touched by mother’s grief, Christ brings him back to life. [N.T.: Luke 7:11–17]
Allusions—Cultural, Literary, Biblical, and Historical: A Thematic Dictionary. Copyright 2008 The Gale Group, Inc. All rights reserved.


1. a supposed act or instance of a dead person coming back to life
2. belief in the possibility of this as part of a religious or mystical system
3. the condition of those who have risen from the dead
Collins Discovery Encyclopedia, 1st edition © HarperCollins Publishers 2005

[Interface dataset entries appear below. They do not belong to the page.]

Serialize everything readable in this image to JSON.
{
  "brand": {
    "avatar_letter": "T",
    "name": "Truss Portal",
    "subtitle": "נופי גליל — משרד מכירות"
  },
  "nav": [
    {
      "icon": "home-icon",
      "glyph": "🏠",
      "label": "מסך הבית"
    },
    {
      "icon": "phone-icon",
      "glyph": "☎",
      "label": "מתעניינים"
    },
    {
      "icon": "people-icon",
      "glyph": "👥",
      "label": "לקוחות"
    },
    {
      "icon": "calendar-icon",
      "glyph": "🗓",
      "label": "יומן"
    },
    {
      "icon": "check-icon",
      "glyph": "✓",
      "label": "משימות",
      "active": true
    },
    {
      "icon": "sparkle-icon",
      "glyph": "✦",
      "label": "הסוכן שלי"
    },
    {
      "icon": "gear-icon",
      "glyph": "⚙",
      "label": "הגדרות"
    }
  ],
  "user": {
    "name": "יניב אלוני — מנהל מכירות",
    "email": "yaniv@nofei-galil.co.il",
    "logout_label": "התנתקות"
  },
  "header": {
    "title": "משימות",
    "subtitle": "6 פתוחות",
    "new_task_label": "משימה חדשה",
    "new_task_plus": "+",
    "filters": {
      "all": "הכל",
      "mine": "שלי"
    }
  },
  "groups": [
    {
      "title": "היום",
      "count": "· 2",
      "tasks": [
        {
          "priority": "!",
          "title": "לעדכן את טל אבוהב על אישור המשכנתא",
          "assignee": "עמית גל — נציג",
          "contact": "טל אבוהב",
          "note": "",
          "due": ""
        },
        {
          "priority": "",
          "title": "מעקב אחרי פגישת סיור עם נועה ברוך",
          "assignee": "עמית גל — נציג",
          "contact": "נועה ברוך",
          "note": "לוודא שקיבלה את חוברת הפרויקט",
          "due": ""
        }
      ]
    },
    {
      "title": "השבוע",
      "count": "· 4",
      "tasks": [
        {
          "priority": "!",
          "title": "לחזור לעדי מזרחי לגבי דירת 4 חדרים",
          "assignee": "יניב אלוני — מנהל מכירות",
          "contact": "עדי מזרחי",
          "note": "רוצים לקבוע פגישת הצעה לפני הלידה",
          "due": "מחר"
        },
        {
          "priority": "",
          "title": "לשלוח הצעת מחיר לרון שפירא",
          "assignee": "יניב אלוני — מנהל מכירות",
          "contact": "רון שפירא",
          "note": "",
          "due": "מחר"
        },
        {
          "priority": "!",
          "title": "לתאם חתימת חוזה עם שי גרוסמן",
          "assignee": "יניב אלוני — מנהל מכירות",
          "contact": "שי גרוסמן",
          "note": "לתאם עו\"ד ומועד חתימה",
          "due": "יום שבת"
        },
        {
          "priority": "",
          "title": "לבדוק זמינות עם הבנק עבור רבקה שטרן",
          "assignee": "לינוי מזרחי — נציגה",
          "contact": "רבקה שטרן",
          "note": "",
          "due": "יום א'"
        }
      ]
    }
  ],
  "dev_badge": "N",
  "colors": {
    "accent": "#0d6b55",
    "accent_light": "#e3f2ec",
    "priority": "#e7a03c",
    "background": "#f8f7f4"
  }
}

The word resurrection has positive and miracles implications. Jesus was resurrected on the third day, and He also resurrected Lazarus. The theme of resurrection is explored in all cultures and religions. It is always something awesome and wondrous. Dreaming about resurrection may point to the awakening of your spiritual nature. If you came into knowledge or “enlightenment” that you never had before, the dream could be referring to the resurrection of the spirit. This dream could also represent insight or a new energy. Some think that dreams about resurrection are symbolic of reincarnation.
Bedside Dream Dictionary by Silvana Amar Copyright © 2007 by Skyhorse Publishing, Inc.
References in periodicals archive ?
This trick film leverages some of its meaning from the medieval reliquary, where the fantasy of revivification always threatens to disrupt the arm's pious stasis.
A concluding chapter considers William Burroughs, Brett Easton Ellis, and the sociologist Philip Rieff, who pines for "the revivification of the cultural superego," and with whose views Fuchs sympathizes.
During a recent conversation in his studio, Daniel Richter observed that a great deal of contemporary painting comes across as a revivification of the art produced in the twentieth century: "In formal terms, we seem to be bringing the dead to life." The task of Richter's generation, as he sees it, is to make the achievements of the moderns more radical.
Through the living bodies that are a necessary component of any play, the theater engenders a curious sense of revivification when it treats historical matter because the bodies of actors on stage are more like the bodies of historical figures than any sculpture.
the 'psychological revivification' of past events from the depth of the speaker's memory....
People often compliment me on a storytelling performance by telling me, "You made it come alive!" I seldom miss a beat in responding: "Thank you kindly, but I believe it already is alive; I just try not to kill it." The notion that what we are about in this sacred enterprise is the revivification of a cadaverous text is not only presumptuous, but tends to affect the performance adversely.
As a result, classical metaphysics which thus confuses God and being, must be considered dead and without hope of revivification. Grenz accepts this "demise" of the classical concept of being but claims that the notion of being can be repristinated if one grounds further reflection on what is meant by being not in philosophy but in trinitarian theology as found in the New Testament and in the apophatic tradition of Eastern Orthodoxy and Western mysticism.
Alex Katz has created a unique style of revivification, injecting energy into otherwise static images.
To them, the action of renewal and revivification is so habitual that they accept it as the norm: the convulsion was too completely environmental to be noticeable as such.
paradoxically engenders the "revivification" of the artist,